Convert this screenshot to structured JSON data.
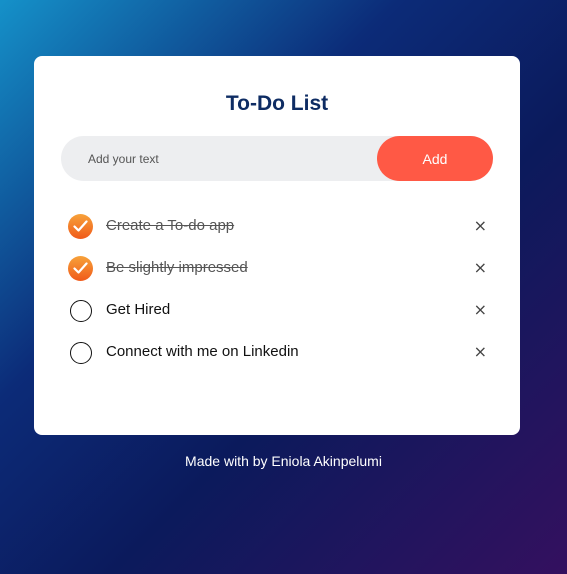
{
  "app": {
    "title": "To-Do List"
  },
  "input": {
    "placeholder": "Add your text",
    "value": ""
  },
  "add_button": {
    "label": "Add",
    "color": "#ff5945"
  },
  "tasks": [
    {
      "text": "Create a To-do app",
      "done": true,
      "delete_icon": "×"
    },
    {
      "text": "Be slightly impressed",
      "done": true,
      "delete_icon": "×"
    },
    {
      "text": "Get Hired",
      "done": false,
      "delete_icon": "×"
    },
    {
      "text": "Connect with me on Linkedin",
      "done": false,
      "delete_icon": "×"
    }
  ],
  "footer": {
    "text": "Made with by Eniola Akinpelumi"
  },
  "colors": {
    "title": "#0e2c63",
    "check_done_top": "#f7a23a",
    "check_done_bottom": "#f05a1a"
  }
}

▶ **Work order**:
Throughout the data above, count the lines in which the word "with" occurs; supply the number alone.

▶ **Task result**:
2